What is being asked
Please read the records below and return each line holding the string "window".

Records
-- Opening Marker --

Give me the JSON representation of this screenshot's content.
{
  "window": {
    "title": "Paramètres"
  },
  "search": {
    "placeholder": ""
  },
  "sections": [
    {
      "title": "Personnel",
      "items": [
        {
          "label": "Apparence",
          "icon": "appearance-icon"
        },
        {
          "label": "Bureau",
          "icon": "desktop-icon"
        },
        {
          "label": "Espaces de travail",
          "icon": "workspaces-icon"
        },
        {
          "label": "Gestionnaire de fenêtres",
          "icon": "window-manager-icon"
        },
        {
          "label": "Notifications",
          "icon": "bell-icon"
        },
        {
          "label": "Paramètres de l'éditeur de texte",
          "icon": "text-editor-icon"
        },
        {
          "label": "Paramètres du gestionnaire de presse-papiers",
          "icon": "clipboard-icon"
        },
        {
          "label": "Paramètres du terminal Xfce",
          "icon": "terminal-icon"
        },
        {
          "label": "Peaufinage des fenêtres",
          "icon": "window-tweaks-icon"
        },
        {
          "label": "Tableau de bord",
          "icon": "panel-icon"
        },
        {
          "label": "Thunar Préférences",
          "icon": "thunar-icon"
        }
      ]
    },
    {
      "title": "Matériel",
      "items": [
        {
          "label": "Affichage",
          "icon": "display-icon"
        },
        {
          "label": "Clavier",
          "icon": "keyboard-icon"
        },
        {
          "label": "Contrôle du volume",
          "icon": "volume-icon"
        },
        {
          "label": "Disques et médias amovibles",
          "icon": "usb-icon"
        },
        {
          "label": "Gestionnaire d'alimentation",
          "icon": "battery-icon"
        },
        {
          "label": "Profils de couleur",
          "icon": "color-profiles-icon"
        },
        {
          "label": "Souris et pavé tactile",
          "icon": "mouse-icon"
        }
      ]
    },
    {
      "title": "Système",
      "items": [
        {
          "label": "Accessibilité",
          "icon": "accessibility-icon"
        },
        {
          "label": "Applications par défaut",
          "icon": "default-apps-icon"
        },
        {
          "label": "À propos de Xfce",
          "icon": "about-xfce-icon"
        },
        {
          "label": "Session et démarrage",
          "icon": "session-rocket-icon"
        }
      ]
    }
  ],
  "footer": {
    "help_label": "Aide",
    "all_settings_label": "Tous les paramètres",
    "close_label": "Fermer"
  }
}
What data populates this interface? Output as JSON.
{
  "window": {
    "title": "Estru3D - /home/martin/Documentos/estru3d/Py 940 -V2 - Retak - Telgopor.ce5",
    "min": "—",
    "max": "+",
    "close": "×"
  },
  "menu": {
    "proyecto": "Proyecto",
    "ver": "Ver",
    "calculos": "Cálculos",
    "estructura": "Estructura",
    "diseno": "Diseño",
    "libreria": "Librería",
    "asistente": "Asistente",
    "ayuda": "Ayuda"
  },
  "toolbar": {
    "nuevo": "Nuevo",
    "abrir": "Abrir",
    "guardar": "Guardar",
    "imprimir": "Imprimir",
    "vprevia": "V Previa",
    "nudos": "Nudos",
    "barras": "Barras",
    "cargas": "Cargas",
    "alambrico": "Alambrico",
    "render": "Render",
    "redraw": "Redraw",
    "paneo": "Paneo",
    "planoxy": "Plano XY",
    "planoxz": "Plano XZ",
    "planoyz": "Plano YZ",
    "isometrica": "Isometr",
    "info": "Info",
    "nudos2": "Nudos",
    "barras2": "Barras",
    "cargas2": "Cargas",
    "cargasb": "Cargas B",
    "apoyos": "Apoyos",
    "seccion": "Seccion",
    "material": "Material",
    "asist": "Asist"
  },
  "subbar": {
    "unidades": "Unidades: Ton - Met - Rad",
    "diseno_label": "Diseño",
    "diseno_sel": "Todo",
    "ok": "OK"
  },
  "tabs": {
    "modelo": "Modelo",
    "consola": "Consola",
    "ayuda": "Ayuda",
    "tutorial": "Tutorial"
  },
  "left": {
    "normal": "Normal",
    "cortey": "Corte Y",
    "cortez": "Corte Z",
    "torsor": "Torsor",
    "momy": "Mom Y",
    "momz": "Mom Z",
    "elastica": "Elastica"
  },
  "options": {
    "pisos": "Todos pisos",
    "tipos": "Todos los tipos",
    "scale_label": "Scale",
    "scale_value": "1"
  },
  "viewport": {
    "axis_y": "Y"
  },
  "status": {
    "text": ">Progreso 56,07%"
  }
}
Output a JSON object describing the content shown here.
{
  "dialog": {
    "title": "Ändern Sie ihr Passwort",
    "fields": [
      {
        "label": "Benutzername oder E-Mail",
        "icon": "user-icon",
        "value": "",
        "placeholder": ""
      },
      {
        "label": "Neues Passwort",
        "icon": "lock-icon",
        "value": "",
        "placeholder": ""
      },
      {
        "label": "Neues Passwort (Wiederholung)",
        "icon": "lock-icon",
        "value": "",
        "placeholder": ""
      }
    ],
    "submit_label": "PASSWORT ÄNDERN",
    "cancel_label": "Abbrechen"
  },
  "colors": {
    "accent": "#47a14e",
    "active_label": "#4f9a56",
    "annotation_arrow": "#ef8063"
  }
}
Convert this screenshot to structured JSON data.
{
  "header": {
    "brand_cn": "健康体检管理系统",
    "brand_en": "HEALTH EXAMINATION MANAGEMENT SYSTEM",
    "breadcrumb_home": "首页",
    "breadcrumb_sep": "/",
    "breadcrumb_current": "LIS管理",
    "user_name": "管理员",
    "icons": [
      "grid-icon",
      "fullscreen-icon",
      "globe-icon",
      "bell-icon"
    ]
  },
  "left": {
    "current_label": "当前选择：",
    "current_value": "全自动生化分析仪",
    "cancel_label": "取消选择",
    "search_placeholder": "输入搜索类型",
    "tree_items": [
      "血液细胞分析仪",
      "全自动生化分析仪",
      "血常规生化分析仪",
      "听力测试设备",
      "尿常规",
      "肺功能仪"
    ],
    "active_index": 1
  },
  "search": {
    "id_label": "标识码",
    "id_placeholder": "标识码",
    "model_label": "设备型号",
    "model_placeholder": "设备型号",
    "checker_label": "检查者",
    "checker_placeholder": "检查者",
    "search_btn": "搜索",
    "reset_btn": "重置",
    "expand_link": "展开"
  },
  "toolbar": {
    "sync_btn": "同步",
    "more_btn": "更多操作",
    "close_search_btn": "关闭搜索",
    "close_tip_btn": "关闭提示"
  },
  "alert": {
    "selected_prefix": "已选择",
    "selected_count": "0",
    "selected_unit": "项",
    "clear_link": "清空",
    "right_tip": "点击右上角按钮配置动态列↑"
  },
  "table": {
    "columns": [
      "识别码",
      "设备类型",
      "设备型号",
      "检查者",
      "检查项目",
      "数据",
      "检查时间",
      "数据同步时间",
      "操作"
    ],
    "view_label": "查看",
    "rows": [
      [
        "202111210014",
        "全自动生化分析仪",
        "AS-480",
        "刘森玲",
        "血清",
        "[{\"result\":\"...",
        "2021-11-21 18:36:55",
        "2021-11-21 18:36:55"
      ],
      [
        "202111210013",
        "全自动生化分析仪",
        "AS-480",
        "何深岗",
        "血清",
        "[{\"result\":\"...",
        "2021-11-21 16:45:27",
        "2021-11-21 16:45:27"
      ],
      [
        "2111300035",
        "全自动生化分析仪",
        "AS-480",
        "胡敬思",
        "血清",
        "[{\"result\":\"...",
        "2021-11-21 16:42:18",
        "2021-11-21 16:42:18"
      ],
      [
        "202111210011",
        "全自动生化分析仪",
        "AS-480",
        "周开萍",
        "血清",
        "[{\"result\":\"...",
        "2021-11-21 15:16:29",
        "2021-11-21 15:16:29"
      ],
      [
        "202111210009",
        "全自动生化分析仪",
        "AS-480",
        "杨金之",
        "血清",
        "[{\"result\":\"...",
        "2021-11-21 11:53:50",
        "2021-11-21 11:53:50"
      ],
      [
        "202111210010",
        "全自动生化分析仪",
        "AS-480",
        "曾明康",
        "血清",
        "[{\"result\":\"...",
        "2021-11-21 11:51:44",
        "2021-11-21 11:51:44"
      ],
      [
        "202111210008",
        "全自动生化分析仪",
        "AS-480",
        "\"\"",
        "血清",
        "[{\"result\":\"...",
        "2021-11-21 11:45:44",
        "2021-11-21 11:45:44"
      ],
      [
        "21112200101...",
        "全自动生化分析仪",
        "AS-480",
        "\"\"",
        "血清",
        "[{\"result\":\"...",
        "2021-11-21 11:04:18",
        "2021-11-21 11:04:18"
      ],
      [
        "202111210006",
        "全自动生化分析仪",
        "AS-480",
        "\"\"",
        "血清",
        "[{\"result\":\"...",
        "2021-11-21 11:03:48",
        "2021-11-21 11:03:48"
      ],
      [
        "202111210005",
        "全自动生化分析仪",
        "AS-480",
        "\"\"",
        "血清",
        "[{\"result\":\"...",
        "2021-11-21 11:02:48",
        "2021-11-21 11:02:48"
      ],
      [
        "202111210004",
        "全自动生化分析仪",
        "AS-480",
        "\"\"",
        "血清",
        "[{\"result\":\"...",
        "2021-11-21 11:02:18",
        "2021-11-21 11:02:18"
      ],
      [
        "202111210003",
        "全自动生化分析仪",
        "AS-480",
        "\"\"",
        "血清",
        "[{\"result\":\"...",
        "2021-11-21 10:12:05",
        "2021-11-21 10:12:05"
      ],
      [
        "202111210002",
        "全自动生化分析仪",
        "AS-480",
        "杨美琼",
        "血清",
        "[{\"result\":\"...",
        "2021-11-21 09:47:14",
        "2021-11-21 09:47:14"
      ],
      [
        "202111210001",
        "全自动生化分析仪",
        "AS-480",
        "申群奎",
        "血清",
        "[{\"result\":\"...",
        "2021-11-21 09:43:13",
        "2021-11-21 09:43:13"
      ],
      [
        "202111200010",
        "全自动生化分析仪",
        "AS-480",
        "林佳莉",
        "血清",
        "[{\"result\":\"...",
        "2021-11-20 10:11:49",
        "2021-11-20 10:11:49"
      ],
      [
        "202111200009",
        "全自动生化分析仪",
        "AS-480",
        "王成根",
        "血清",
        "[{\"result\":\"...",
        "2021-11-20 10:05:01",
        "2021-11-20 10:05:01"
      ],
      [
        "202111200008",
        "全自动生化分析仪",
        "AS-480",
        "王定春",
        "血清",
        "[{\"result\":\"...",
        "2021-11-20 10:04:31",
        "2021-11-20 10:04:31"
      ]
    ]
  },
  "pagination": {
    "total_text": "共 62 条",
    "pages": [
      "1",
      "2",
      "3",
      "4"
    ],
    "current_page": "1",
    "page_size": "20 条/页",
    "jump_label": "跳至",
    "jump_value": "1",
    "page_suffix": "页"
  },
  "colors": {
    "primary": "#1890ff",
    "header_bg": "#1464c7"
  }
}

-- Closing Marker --

Finished exercise
  "window": {
          "icon": "window-manager-icon"
          "icon": "window-tweaks-icon"
  "window": {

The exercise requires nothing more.